First post WWII democratically elected Prime Minister of Poland, Jan Olszewski, died on February 7, 2019. As Prime Minister, Olszewski was a staunch anti-communist, arguing that in the year 1992, Poland continued to remain a communist country. Claiming that communist agents remained in all corridors of economic and political power, Olszewski argued for increased democratization and de-communinization at all levels of Polish society. Olszewski’s premiership, which lasted only five months, from Dec 1991 to early June 1992, was the second shortest in the history of the post 1989 Poland, known as Third Republic. Premier Olszewski’s dismissal took place in the early hours after midnight on 5 June, in an event known as the nocna zmiana (“the nightshift”), when the Sejm convened for a vote of no confidence. Many historians and political analysts believe that the issue of lustration was behind the downfall of Prime Minister Olszwski’s government.
On May 28, 1992, Sejm member Janusz Korwin-Mikke of a small conservative libertarian Real Politics Union successfully pressed for and passed a motion requiring the Ministry of Interior to identify all of the republic’s leading politicians who collaborated with communist secret security services. Responding to the lustration resolution six days later, on June 4, Interior Minister Antoni Macierewicz released to all parliamentary faction heads a secret list of 64 name of communist-era collaborators, drawn from his ministry’s archives, and still in public positions. Known as the Macierewicz List, this information was quickly leaked to the public, the roster included many prominent politicians in the government.

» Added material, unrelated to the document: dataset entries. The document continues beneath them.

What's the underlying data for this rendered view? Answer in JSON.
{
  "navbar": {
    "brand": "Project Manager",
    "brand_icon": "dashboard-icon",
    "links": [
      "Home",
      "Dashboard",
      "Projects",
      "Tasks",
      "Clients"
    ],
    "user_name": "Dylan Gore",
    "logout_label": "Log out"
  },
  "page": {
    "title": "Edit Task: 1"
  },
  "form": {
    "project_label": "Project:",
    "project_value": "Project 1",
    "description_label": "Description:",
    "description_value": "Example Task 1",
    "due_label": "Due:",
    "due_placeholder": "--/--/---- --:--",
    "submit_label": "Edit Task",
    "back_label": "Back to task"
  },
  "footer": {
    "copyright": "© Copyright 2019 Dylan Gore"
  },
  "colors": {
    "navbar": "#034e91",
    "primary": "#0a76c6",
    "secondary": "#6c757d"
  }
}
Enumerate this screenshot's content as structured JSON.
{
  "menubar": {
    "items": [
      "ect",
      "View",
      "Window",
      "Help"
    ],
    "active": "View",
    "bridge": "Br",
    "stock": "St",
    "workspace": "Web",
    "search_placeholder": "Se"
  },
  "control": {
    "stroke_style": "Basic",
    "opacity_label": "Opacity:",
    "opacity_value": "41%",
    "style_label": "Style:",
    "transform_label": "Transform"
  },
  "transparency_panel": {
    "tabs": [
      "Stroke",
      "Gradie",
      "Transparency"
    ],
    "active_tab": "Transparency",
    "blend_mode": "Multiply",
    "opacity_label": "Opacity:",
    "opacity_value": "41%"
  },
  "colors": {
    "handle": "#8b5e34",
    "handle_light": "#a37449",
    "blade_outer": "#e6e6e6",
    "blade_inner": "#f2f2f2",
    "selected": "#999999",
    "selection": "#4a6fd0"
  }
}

A second list published shortly afterward included President Walesa himself. In response, Walesa immediately demanded the Olszewski’s government’s dismissal.
Late night on June 4, 1992, on the eve of the vote of no confidence, Premier Olszewski made an unexpected televised address, defending his administration’s lustration and appealing for the public to rally behind his government. He said:
My government was the first to want to reveal old, secret relationships of individuals who recently volunteered to enter into the state’s new administration. I believe that the Polish people should know those who govern them, including those who helped the UB and SB to keep Poles enslaved. I believe the collaborators of the former communist political police constitute a threat to the security of the free Polish people. The people should know that, not coincidentally, just at the moment when we can finally break away from communist ties, there is a sudden motion for the government’s dismissal.
In the early hours after midnight on June 5, 1992, in an event known as the nocna zmiana (“the nightshift”), the Sejm voted to dismiss the Olszewski’s government. Despite Olszewski’s public appeals both on television and within the debating chamber, parliament’s majority supported his ouster.